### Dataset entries
▶

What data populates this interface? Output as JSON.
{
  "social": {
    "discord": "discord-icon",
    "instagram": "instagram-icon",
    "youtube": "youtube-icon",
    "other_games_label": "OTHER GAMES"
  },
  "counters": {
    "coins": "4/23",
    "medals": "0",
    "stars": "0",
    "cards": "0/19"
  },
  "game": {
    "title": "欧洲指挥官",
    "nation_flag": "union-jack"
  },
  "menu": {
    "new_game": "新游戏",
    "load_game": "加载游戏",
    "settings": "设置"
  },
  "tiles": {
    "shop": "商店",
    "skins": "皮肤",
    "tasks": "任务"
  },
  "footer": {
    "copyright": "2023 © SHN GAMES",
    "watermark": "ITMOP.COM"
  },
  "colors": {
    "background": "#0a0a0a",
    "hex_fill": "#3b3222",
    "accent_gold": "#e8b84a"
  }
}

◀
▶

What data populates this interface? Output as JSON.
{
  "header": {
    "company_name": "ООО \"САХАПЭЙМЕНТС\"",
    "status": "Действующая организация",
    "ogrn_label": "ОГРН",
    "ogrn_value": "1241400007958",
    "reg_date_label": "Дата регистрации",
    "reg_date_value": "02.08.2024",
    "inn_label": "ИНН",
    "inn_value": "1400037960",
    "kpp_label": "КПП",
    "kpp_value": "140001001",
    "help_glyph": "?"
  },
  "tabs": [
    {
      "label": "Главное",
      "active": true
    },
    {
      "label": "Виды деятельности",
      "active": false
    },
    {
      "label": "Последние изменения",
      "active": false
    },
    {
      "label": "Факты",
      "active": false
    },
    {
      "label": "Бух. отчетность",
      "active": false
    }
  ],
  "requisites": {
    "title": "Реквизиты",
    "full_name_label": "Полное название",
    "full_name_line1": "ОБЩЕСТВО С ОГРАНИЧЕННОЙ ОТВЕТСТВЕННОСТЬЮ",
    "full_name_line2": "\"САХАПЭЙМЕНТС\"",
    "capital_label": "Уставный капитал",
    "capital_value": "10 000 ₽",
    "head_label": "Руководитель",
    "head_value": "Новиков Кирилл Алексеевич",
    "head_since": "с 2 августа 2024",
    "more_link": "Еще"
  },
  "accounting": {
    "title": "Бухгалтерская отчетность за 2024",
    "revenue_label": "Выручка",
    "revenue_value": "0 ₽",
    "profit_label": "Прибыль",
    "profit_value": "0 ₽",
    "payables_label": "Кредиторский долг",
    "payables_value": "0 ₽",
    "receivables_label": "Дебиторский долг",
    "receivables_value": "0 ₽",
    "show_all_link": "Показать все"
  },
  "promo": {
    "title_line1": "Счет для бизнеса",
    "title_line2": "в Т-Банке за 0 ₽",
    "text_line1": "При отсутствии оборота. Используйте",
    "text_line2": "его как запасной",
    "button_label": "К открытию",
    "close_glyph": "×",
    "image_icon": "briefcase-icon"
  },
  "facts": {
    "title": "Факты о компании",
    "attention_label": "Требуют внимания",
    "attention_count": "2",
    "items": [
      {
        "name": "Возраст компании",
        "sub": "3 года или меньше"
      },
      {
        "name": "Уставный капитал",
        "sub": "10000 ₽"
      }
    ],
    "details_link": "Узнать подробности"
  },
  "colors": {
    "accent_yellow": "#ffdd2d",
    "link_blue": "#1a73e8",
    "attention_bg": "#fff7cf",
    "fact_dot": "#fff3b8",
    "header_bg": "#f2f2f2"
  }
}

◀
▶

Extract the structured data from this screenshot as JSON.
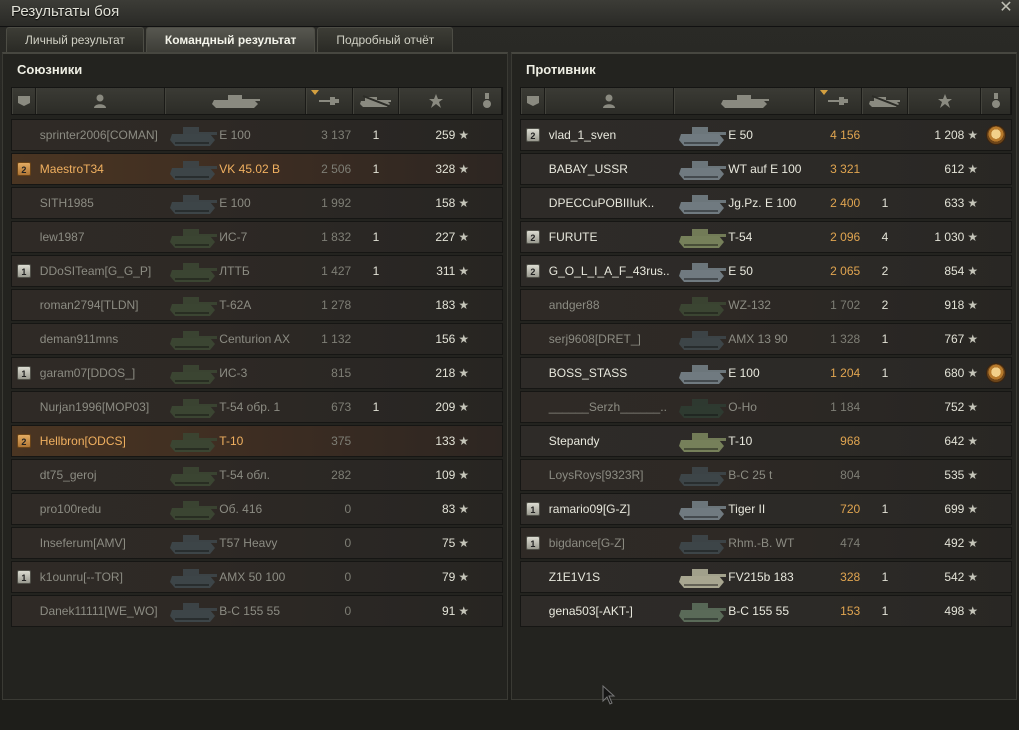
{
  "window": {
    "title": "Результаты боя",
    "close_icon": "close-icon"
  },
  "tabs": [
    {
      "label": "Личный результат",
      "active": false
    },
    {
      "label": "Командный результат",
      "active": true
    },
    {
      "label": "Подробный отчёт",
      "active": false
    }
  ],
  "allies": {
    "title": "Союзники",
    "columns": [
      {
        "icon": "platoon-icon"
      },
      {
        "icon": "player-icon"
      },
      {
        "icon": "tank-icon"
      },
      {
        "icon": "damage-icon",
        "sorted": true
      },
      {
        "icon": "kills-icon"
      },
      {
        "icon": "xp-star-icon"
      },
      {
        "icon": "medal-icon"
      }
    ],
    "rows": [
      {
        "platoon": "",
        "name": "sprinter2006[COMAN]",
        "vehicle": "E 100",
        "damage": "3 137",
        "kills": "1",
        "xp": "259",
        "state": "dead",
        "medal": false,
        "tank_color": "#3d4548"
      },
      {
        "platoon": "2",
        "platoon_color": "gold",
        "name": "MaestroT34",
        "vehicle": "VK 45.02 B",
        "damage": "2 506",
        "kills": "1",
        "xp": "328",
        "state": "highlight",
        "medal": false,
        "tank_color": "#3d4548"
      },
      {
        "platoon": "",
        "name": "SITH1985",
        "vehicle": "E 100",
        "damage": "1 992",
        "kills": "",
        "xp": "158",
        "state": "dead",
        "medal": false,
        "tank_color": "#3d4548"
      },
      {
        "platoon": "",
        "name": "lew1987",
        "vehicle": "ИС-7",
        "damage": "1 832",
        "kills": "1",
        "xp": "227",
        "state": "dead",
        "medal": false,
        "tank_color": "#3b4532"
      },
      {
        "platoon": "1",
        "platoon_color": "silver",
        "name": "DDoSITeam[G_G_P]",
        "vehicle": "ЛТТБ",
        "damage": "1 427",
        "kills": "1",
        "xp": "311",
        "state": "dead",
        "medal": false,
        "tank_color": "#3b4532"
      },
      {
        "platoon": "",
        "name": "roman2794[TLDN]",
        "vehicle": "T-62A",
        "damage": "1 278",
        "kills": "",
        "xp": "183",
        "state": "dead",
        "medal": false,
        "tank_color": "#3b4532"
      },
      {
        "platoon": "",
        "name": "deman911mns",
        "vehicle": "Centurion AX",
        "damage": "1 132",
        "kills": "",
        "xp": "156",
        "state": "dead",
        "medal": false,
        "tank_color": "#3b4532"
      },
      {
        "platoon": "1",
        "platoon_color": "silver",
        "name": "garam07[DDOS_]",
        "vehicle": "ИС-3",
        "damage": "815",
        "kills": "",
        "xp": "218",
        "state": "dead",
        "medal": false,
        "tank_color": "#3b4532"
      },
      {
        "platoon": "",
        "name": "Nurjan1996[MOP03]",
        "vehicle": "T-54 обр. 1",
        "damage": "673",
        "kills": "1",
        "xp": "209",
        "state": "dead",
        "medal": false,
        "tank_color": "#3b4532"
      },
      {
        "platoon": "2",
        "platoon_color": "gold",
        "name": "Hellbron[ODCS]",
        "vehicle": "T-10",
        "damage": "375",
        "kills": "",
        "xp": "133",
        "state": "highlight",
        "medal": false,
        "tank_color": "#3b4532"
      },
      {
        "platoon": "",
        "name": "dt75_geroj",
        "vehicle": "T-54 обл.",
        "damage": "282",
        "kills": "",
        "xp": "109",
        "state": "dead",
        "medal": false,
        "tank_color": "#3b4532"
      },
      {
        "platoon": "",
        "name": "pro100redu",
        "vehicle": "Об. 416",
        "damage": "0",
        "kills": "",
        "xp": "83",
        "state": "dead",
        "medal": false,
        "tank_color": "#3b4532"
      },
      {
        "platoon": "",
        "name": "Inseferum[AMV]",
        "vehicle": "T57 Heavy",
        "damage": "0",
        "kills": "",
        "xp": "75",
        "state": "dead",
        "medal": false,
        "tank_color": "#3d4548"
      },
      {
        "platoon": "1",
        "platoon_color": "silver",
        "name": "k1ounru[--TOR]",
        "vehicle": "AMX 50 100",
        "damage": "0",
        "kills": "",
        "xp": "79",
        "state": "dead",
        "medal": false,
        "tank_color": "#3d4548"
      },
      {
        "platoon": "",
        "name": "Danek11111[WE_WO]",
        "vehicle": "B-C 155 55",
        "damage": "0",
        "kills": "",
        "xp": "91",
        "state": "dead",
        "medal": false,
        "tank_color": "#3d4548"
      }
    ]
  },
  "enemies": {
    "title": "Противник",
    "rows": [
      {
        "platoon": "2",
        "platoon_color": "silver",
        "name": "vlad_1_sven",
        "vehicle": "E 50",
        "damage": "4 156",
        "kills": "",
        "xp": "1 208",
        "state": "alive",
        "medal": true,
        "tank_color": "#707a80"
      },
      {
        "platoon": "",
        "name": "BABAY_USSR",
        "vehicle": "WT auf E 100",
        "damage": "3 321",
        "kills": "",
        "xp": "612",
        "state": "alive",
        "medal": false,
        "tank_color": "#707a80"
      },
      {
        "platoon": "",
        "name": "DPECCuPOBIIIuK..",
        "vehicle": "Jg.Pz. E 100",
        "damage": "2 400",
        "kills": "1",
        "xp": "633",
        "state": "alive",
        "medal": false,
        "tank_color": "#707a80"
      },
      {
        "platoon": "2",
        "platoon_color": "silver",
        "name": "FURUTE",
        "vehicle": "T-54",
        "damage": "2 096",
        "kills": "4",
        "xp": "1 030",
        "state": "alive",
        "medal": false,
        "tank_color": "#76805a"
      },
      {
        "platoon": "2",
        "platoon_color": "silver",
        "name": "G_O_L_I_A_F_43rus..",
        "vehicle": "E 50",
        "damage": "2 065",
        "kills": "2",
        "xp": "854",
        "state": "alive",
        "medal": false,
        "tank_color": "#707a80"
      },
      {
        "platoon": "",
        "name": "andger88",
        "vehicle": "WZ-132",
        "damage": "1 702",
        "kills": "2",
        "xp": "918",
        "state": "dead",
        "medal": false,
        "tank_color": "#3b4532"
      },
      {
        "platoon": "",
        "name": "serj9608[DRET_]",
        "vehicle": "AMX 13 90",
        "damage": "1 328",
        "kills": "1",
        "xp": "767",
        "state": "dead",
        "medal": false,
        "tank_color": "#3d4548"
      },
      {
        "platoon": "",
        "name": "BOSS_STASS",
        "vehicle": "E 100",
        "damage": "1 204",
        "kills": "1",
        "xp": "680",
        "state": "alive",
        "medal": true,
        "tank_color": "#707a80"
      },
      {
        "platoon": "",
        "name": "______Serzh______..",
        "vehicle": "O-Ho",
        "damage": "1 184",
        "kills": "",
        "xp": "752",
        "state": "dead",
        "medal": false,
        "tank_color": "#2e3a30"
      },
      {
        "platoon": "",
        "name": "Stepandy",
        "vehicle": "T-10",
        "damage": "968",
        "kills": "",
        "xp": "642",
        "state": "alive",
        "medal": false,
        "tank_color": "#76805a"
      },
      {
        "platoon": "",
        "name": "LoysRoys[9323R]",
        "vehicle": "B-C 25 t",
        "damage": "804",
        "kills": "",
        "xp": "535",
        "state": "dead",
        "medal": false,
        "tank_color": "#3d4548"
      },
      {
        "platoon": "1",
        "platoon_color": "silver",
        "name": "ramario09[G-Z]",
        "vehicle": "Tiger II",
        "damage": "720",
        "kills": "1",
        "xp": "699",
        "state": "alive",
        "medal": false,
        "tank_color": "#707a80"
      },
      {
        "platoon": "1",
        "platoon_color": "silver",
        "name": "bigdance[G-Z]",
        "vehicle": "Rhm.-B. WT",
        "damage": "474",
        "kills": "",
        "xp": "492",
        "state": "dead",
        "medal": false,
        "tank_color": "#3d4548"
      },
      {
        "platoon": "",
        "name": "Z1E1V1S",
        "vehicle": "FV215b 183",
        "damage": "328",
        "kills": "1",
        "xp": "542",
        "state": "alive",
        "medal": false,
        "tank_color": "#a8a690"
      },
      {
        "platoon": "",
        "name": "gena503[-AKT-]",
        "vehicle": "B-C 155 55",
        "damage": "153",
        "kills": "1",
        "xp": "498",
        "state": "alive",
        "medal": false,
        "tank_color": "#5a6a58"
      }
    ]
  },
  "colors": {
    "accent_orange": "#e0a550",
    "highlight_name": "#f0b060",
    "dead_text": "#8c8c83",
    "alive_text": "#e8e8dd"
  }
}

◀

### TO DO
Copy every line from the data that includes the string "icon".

### EXERCISE OUTPUT
    "discord": "discord-icon",
    "instagram": "instagram-icon",
    "youtube": "youtube-icon",
    "image_icon": "briefcase-icon"
    "close_icon": "close-icon"
        "icon": "platoon-icon"
        "icon": "player-icon"
        "icon": "tank-icon"
        "icon": "damage-icon",
        "icon": "kills-icon"
        "icon": "xp-star-icon"
        "icon": "medal-icon"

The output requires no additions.